START MATERIALS PROVIDED

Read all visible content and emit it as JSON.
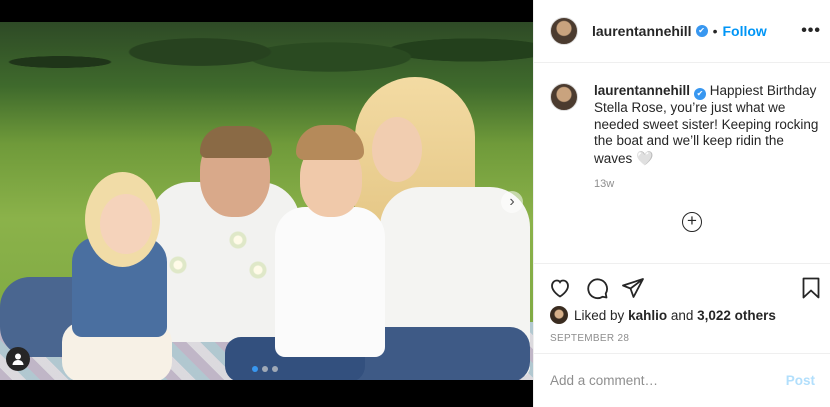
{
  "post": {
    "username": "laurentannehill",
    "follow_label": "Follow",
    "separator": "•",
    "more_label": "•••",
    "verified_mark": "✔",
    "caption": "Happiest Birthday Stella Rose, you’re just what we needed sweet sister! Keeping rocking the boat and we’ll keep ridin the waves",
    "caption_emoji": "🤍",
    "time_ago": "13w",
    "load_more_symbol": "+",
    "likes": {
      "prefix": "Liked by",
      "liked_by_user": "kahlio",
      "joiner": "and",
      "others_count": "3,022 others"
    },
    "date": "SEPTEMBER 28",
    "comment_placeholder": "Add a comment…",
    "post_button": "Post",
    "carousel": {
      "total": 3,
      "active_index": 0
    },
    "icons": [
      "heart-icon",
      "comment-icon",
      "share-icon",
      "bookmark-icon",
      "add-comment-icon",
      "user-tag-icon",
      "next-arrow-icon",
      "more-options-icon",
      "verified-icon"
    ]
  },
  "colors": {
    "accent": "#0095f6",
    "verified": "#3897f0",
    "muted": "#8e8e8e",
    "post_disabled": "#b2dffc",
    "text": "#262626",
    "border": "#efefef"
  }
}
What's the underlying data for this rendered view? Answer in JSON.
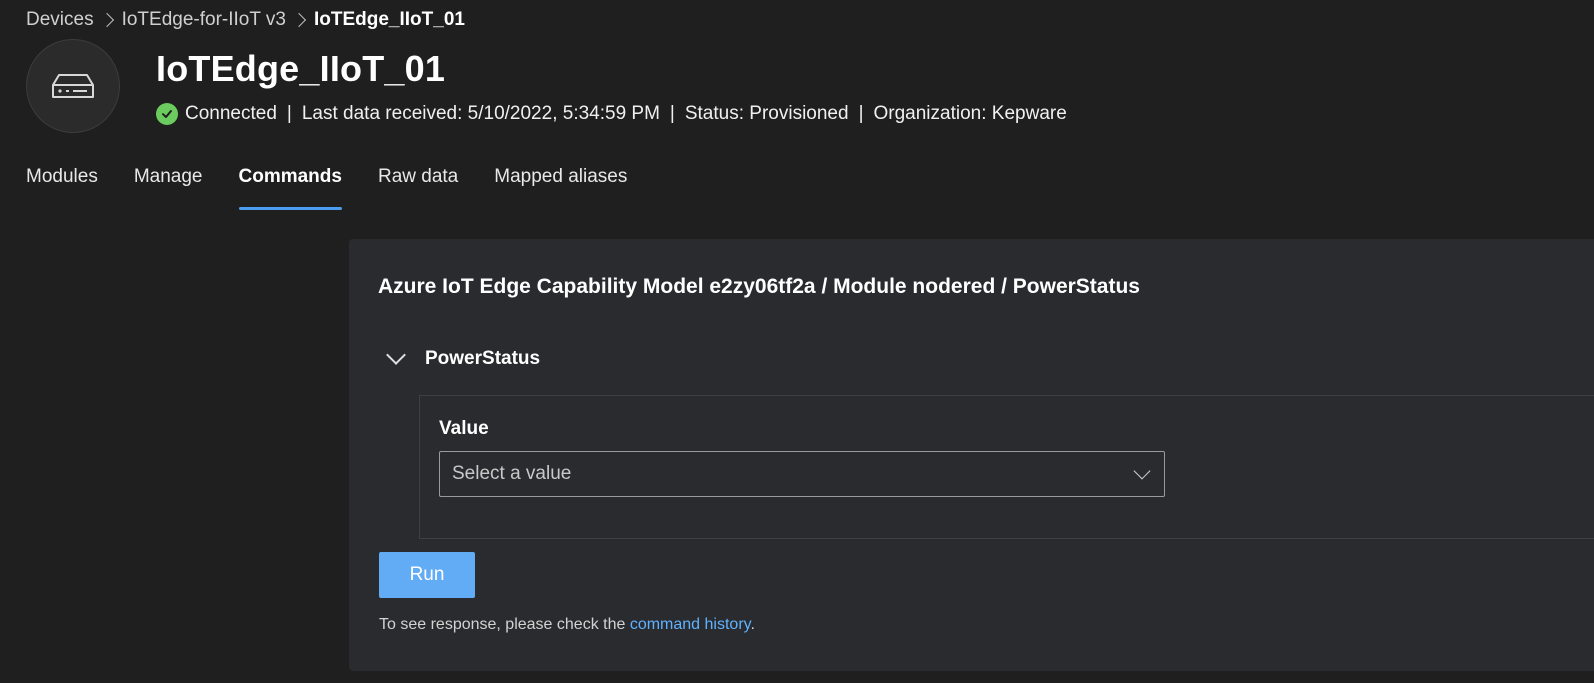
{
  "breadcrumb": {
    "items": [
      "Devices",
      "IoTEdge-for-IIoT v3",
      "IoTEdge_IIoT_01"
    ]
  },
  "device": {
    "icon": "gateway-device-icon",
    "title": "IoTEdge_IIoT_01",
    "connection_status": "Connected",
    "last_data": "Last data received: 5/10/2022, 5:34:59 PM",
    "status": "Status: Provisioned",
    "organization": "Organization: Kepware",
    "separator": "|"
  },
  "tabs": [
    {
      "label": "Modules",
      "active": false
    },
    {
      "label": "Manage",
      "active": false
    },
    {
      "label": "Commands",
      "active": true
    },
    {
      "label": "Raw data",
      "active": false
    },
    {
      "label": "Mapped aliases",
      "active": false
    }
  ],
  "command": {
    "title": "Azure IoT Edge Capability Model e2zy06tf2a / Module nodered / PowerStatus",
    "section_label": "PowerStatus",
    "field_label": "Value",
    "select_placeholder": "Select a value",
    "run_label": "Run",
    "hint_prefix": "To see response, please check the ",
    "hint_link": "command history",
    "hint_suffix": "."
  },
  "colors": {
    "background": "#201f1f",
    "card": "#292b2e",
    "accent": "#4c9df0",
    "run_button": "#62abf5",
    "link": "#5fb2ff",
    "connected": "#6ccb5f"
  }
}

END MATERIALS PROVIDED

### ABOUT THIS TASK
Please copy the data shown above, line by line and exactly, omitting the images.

### OUTPUT OF THE EXERCISE
Read all visible content and emit it as JSON.
{
  "post": {
    "username": "laurentannehill",
    "follow_label": "Follow",
    "separator": "•",
    "more_label": "•••",
    "verified_mark": "✔",
    "caption": "Happiest Birthday Stella Rose, you’re just what we needed sweet sister! Keeping rocking the boat and we’ll keep ridin the waves",
    "caption_emoji": "🤍",
    "time_ago": "13w",
    "load_more_symbol": "+",
    "likes": {
      "prefix": "Liked by",
      "liked_by_user": "kahlio",
      "joiner": "and",
      "others_count": "3,022 others"
    },
    "date": "SEPTEMBER 28",
    "comment_placeholder": "Add a comment…",
    "post_button": "Post",
    "carousel": {
      "total": 3,
      "active_index": 0
    },
    "icons": [
      "heart-icon",
      "comment-icon",
      "share-icon",
      "bookmark-icon",
      "add-comment-icon",
      "user-tag-icon",
      "next-arrow-icon",
      "more-options-icon",
      "verified-icon"
    ]
  },
  "colors": {
    "accent": "#0095f6",
    "verified": "#3897f0",
    "muted": "#8e8e8e",
    "post_disabled": "#b2dffc",
    "text": "#262626",
    "border": "#efefef"
  }
}
What's the underlying data for this rendered view? Answer in JSON.
{
  "breadcrumb": {
    "items": [
      "Devices",
      "IoTEdge-for-IIoT v3",
      "IoTEdge_IIoT_01"
    ]
  },
  "device": {
    "icon": "gateway-device-icon",
    "title": "IoTEdge_IIoT_01",
    "connection_status": "Connected",
    "last_data": "Last data received: 5/10/2022, 5:34:59 PM",
    "status": "Status: Provisioned",
    "organization": "Organization: Kepware",
    "separator": "|"
  },
  "tabs": [
    {
      "label": "Modules",
      "active": false
    },
    {
      "label": "Manage",
      "active": false
    },
    {
      "label": "Commands",
      "active": true
    },
    {
      "label": "Raw data",
      "active": false
    },
    {
      "label": "Mapped aliases",
      "active": false
    }
  ],
  "command": {
    "title": "Azure IoT Edge Capability Model e2zy06tf2a / Module nodered / PowerStatus",
    "section_label": "PowerStatus",
    "field_label": "Value",
    "select_placeholder": "Select a value",
    "run_label": "Run",
    "hint_prefix": "To see response, please check the ",
    "hint_link": "command history",
    "hint_suffix": "."
  },
  "colors": {
    "background": "#201f1f",
    "card": "#292b2e",
    "accent": "#4c9df0",
    "run_button": "#62abf5",
    "link": "#5fb2ff",
    "connected": "#6ccb5f"
  }
}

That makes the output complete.